## Task prompt
In the data below, locate each line with the word "Lemos" and list it.

(Records from a data collection)
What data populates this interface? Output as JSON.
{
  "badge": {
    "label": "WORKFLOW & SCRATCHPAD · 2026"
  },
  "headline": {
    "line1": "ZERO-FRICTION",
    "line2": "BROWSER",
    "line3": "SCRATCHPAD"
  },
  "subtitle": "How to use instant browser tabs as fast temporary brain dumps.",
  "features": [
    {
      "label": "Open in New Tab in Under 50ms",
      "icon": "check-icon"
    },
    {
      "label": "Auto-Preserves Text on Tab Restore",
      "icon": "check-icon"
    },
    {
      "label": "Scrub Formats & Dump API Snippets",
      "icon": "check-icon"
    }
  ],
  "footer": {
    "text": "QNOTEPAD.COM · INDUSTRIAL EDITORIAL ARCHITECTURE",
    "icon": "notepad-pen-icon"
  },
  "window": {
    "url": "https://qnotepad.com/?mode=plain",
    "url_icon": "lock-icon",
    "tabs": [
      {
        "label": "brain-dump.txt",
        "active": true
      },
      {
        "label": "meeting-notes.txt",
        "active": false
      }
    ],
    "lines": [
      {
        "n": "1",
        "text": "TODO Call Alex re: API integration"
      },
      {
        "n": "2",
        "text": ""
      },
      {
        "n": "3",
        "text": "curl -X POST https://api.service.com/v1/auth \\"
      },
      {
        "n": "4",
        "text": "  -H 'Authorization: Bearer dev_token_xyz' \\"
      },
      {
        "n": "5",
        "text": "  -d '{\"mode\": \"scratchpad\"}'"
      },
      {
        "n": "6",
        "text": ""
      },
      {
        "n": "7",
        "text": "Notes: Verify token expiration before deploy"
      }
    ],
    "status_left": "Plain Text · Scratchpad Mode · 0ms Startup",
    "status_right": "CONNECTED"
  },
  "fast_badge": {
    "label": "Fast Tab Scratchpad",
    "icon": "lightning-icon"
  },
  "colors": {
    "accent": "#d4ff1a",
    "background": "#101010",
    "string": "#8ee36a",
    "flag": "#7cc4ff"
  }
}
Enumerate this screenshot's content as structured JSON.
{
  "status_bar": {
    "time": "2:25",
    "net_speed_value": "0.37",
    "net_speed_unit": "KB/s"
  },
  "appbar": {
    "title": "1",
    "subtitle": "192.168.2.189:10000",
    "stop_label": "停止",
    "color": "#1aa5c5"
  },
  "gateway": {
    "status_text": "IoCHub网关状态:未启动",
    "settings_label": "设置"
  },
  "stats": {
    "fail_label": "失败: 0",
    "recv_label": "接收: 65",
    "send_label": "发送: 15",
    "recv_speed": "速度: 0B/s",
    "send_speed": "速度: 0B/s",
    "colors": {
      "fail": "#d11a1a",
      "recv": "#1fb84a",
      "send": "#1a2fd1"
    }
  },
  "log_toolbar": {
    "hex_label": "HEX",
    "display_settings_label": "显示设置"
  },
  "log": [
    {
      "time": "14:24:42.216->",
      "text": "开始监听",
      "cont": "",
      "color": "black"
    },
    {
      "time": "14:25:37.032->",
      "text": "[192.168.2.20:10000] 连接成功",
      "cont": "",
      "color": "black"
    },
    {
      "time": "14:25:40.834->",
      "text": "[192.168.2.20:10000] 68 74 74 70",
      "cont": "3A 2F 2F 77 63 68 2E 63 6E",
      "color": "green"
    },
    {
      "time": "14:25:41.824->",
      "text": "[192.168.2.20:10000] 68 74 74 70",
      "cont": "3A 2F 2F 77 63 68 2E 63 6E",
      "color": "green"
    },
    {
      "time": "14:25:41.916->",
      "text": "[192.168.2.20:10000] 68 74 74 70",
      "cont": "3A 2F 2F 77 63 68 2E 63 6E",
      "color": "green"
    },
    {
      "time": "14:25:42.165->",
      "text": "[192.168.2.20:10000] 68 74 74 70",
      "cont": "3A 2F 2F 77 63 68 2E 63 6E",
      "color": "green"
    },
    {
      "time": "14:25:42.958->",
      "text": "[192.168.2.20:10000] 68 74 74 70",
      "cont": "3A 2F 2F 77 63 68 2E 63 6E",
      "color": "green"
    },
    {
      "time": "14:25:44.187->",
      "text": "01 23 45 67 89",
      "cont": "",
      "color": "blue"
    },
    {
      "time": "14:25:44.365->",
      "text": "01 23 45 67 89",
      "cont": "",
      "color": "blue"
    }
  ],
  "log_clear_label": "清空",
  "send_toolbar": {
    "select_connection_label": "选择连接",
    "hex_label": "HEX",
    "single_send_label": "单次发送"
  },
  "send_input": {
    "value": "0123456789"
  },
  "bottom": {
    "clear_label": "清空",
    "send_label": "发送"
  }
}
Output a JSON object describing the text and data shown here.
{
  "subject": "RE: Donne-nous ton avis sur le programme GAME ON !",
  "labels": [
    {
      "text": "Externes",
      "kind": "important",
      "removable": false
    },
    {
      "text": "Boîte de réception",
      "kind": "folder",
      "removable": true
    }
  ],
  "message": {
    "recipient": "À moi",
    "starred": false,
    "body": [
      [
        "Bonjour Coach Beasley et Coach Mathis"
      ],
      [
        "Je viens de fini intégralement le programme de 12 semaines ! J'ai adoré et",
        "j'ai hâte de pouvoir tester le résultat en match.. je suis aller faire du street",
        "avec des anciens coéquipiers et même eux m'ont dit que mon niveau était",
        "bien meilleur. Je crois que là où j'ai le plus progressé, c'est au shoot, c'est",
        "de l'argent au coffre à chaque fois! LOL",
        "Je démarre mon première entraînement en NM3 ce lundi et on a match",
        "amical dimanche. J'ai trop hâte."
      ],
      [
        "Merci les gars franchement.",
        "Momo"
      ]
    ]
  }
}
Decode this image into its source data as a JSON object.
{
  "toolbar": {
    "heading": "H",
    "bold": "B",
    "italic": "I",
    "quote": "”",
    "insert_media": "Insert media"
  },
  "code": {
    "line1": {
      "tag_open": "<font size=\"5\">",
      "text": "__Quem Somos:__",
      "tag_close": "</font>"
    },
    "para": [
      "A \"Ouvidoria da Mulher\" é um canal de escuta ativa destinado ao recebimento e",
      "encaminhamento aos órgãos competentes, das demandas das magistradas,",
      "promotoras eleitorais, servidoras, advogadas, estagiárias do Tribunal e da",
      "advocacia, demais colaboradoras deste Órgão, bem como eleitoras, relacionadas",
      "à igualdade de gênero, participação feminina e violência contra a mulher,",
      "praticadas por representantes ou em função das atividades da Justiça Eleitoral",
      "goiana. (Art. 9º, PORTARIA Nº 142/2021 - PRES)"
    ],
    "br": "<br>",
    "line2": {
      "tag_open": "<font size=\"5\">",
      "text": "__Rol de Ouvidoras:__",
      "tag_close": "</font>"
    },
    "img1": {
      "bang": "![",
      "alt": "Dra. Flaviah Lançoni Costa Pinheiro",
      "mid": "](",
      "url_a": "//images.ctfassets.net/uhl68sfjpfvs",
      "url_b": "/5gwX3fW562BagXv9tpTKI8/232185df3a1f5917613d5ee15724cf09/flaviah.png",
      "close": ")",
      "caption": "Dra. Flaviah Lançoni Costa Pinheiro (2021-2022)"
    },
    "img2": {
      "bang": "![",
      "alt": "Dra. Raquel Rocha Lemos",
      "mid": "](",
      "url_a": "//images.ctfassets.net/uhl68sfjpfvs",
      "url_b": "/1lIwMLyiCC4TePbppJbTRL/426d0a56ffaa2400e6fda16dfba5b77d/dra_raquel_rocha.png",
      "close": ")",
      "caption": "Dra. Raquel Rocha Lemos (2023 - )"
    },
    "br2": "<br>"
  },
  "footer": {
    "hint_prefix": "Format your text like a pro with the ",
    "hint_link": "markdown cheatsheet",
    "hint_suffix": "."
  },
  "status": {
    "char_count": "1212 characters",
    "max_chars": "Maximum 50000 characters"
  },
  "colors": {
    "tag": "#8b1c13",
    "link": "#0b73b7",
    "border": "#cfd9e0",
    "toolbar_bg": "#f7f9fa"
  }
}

## Solution to this exercise
      "alt": "Dra. Raquel Rocha Lemos",
      "caption": "Dra. Raquel Rocha Lemos (2023 - )"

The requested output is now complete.